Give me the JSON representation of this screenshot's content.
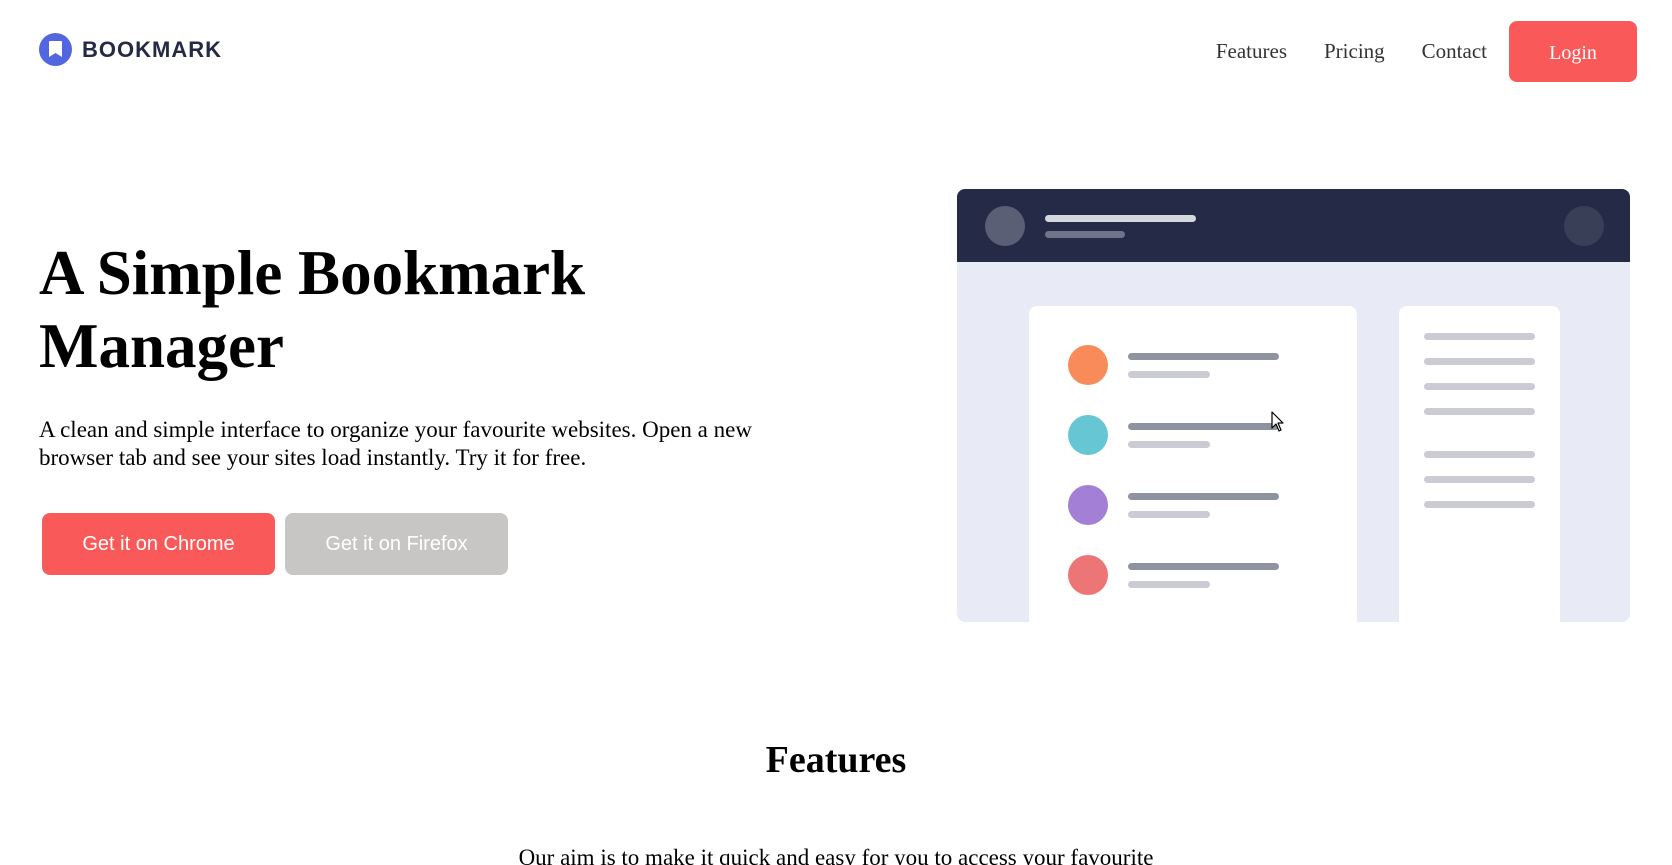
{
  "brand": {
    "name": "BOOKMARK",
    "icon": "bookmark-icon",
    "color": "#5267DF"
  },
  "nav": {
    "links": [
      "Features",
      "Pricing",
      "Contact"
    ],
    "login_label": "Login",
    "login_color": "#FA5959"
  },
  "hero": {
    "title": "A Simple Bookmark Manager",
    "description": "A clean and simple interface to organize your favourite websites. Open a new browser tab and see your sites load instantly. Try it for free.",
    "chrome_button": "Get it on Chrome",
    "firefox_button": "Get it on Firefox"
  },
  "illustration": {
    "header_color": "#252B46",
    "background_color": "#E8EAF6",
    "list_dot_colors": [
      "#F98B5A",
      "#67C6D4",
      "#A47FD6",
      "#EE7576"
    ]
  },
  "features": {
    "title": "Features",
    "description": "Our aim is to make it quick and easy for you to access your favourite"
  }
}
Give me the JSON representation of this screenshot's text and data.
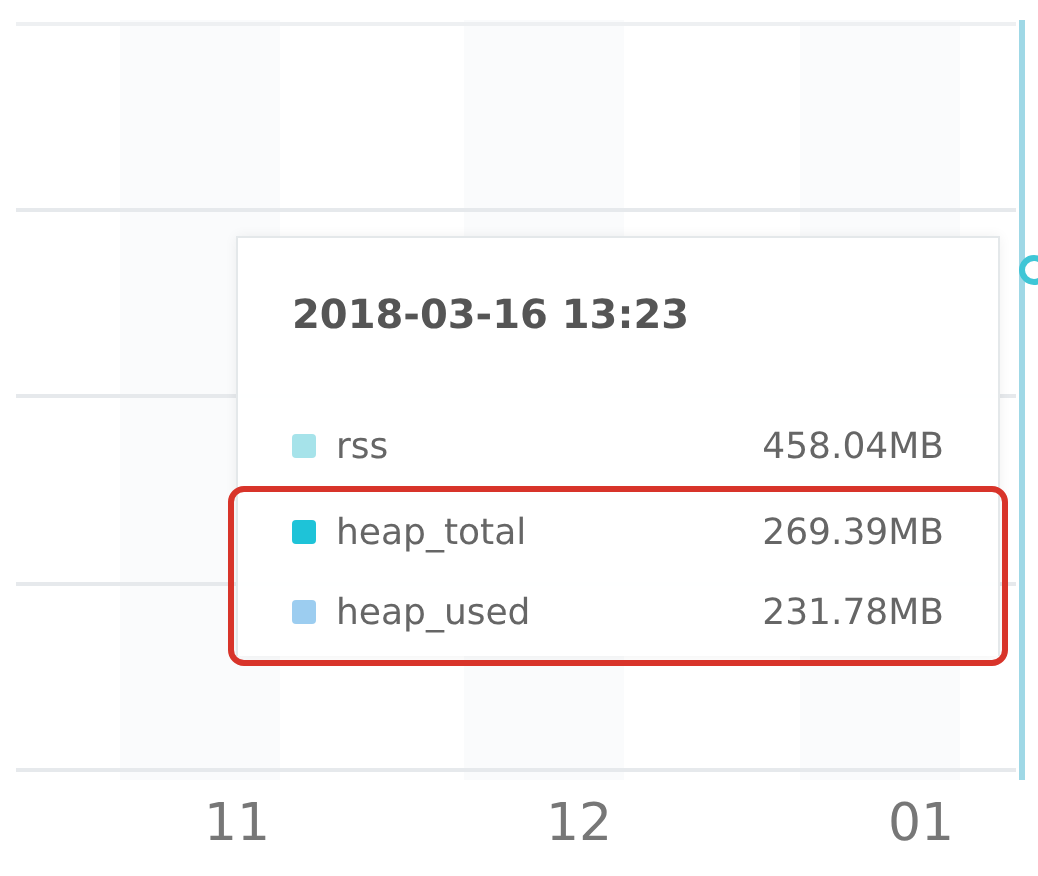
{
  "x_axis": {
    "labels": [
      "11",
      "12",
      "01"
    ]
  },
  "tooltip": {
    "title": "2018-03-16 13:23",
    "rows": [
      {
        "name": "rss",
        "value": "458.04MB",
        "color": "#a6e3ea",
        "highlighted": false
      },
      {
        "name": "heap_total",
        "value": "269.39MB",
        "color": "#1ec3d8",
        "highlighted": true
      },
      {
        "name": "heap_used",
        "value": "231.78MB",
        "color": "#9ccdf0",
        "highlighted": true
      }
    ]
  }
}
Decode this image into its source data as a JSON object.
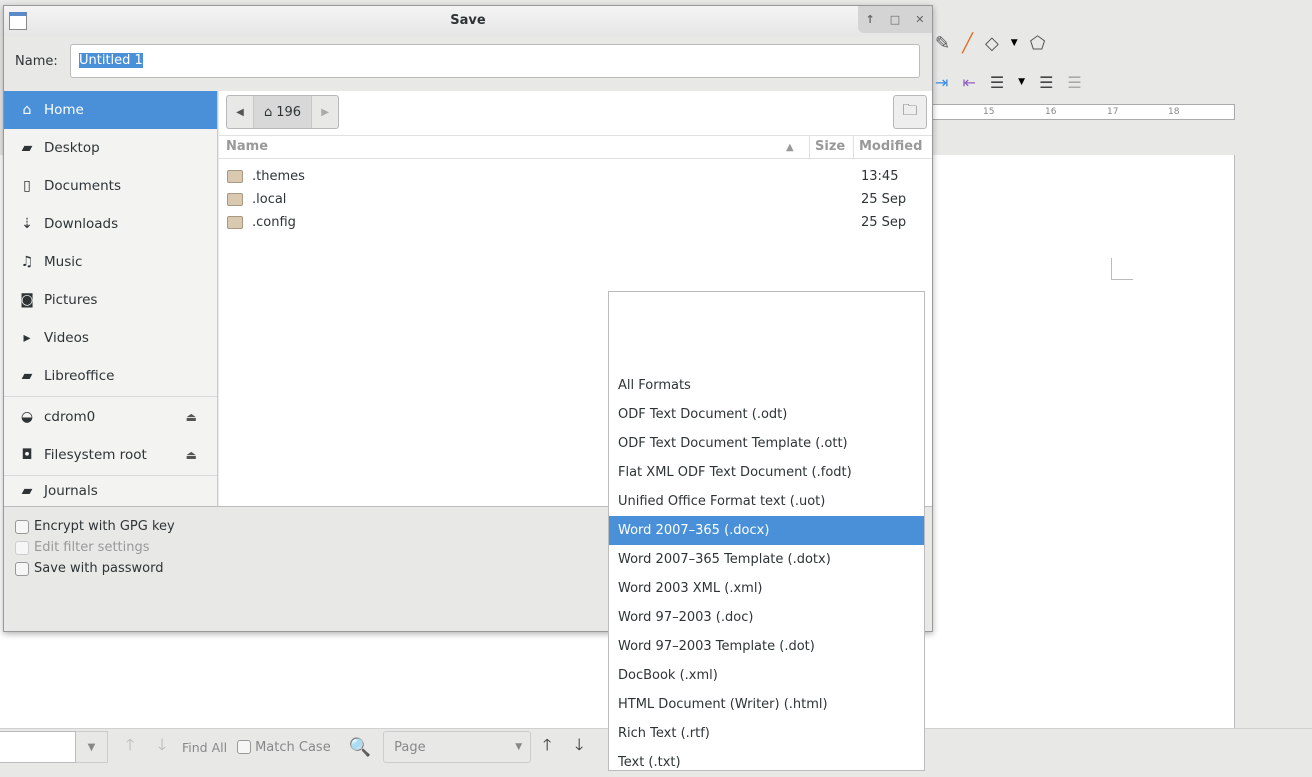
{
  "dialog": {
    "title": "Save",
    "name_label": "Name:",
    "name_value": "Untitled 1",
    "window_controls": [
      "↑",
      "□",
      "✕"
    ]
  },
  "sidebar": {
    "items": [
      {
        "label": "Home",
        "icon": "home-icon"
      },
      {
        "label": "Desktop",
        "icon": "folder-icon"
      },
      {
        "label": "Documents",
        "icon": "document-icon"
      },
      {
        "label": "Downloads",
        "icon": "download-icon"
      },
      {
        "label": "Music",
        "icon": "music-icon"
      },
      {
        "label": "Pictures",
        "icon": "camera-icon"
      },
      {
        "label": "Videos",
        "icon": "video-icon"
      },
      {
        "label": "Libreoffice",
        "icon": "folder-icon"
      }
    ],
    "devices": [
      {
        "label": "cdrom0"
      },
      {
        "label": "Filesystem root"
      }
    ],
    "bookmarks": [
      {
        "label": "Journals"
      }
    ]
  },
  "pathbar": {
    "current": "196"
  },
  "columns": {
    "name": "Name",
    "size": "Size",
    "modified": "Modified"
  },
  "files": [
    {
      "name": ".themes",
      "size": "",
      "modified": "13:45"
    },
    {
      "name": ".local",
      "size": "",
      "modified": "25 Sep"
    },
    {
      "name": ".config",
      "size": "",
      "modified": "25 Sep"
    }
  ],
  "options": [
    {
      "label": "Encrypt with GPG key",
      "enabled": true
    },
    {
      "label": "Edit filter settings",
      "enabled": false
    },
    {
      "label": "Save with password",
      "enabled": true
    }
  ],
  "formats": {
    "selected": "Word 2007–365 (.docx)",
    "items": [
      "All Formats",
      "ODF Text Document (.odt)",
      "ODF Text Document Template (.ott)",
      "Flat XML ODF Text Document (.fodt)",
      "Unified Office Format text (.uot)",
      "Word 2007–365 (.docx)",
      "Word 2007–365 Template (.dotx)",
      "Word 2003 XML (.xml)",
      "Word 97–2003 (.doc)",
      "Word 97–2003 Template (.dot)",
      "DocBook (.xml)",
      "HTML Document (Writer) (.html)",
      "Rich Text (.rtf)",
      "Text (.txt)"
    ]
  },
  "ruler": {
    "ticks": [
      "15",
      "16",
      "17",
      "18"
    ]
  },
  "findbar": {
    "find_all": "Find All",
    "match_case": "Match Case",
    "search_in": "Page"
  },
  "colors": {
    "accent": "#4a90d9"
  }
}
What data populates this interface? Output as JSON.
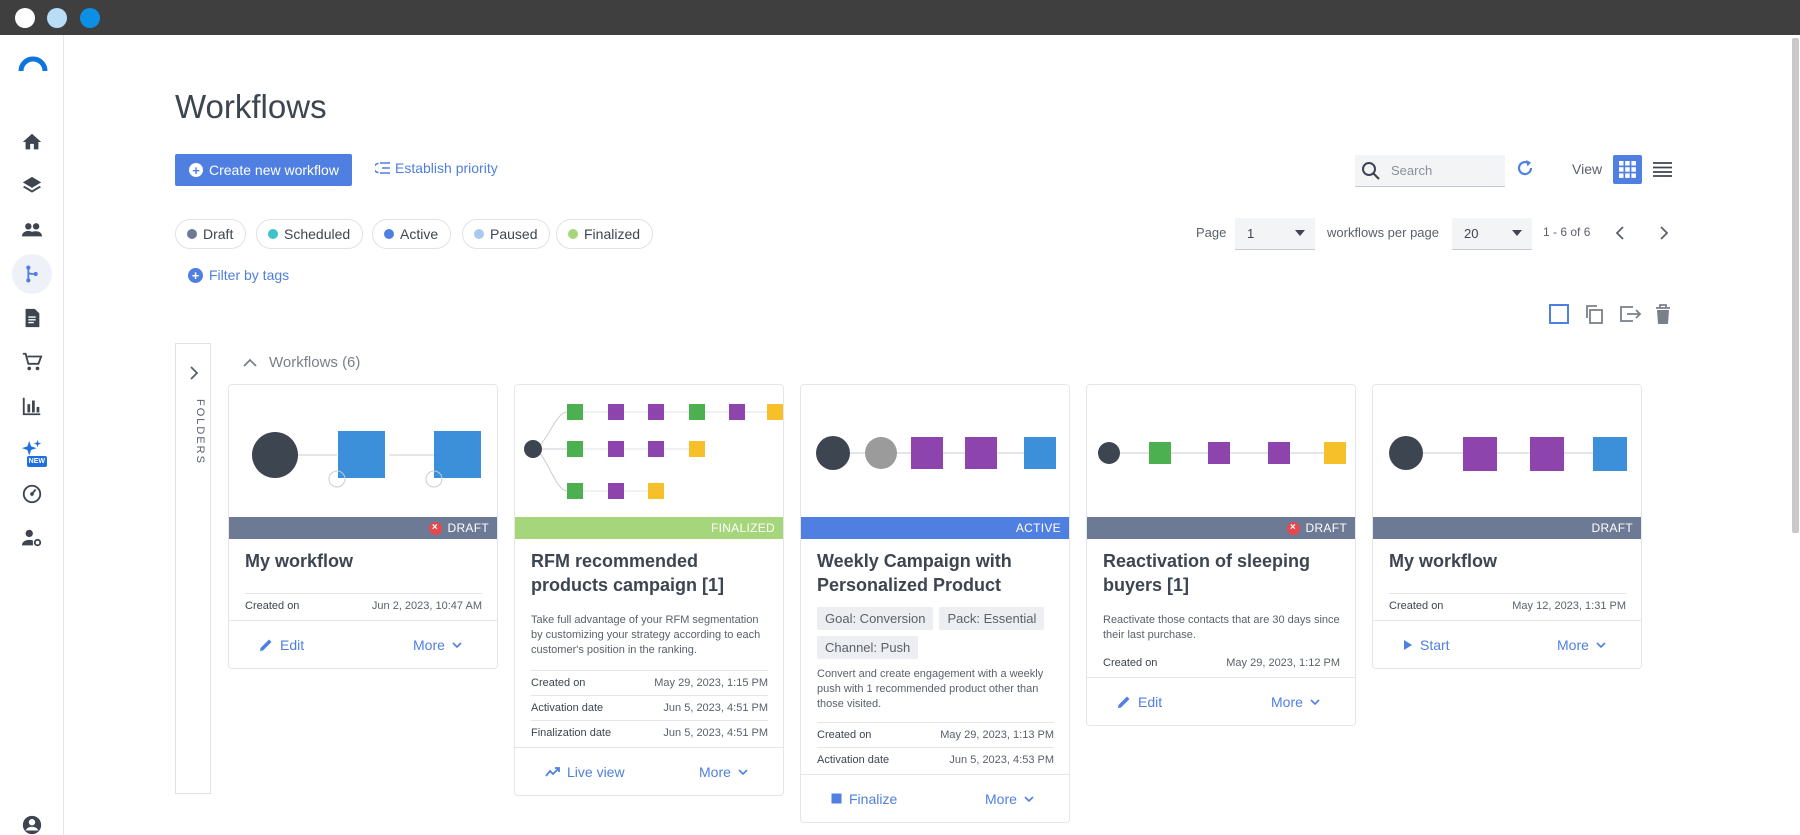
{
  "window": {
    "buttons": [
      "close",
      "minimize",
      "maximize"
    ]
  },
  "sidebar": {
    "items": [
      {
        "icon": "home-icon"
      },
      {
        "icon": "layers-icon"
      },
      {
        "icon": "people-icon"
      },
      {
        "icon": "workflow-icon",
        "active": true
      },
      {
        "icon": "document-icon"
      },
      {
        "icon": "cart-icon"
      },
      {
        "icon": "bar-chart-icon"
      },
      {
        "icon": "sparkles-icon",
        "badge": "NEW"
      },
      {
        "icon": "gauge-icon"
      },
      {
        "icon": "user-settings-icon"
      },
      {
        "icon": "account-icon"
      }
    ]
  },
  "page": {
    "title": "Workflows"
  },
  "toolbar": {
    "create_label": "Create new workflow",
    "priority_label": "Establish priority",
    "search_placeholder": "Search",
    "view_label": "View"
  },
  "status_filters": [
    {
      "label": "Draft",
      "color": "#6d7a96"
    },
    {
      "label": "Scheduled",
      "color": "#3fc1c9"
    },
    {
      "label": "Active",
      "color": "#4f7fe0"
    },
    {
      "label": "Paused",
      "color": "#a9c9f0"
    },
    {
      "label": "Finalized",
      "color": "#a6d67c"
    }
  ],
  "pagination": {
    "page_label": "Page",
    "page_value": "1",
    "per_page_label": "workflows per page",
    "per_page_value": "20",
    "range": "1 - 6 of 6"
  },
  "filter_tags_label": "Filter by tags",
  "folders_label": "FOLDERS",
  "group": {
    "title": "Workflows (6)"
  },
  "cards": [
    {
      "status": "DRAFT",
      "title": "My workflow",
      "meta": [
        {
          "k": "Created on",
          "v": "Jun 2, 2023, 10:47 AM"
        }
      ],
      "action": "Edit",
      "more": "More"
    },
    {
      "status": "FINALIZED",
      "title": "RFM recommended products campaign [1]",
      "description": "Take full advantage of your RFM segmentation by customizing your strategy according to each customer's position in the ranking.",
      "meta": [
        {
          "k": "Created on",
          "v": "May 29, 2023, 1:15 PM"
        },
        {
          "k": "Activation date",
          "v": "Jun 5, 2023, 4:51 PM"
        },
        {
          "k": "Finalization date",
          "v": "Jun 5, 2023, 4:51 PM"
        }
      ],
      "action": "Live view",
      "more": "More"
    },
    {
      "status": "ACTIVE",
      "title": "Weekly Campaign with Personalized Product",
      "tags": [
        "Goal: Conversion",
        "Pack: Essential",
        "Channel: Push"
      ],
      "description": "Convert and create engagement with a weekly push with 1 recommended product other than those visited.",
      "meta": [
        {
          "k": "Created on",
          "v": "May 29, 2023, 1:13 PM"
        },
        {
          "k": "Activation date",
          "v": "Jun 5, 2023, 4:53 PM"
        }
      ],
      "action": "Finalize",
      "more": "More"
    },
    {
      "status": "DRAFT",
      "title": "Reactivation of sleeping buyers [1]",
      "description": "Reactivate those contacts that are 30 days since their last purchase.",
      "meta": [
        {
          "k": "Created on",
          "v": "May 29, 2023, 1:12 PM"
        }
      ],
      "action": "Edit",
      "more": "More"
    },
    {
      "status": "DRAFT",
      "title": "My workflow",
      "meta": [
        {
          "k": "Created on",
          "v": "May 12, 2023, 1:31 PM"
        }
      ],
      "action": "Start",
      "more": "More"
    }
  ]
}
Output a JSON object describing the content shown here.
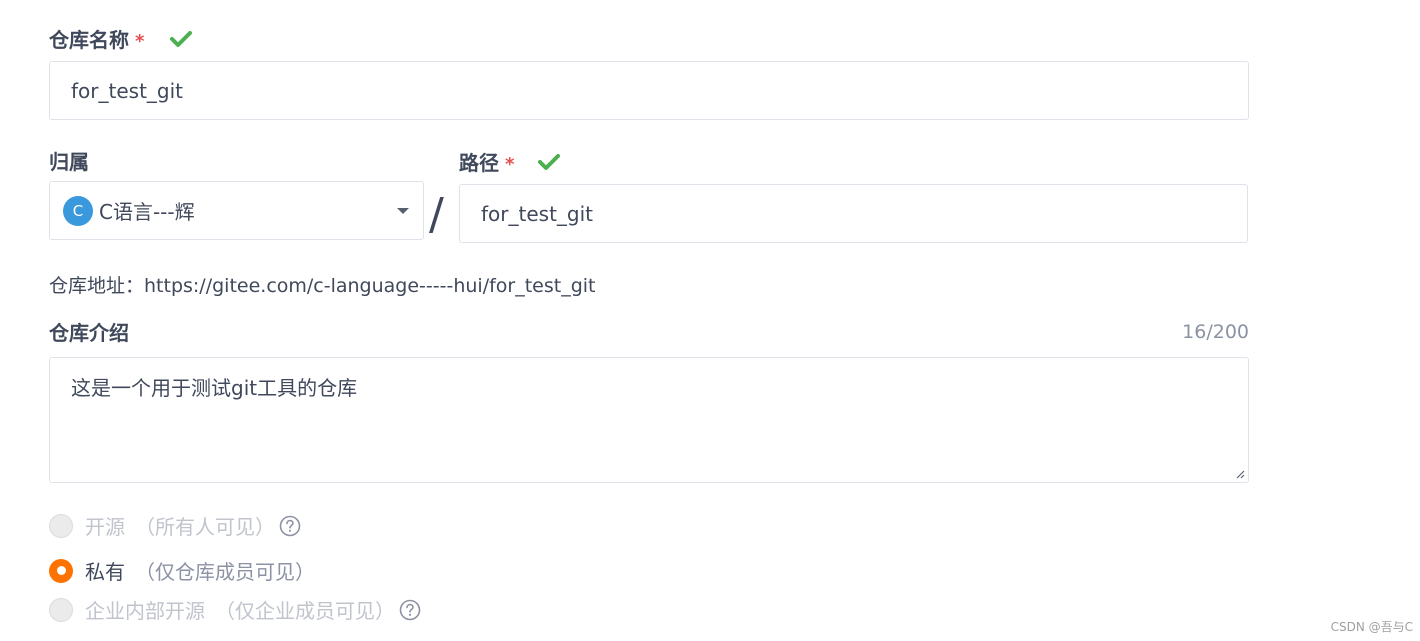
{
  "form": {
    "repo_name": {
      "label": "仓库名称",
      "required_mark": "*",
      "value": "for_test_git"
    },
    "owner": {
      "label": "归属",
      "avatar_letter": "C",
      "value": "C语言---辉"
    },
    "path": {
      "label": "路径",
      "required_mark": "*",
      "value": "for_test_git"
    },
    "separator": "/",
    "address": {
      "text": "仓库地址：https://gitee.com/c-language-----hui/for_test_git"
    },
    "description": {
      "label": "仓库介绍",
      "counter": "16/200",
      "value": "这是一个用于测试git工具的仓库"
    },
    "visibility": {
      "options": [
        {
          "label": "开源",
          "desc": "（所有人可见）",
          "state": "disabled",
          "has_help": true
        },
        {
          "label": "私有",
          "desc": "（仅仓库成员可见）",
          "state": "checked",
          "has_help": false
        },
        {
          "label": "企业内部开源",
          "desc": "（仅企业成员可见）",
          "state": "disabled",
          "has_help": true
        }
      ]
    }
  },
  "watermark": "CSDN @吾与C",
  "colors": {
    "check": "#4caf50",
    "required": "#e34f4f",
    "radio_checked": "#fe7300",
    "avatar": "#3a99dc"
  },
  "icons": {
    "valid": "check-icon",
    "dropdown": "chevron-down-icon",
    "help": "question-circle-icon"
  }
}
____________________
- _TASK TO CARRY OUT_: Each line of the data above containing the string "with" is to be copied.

- _EXERCISE RESPONSE_:
      "label": "Encrypt with GPG key",
      "label": "Save with password",
      "title": "Weekly Campaign with Personalized Product",
      "description": "Convert and create engagement with a weekly push with 1 recommended product other than those visited.",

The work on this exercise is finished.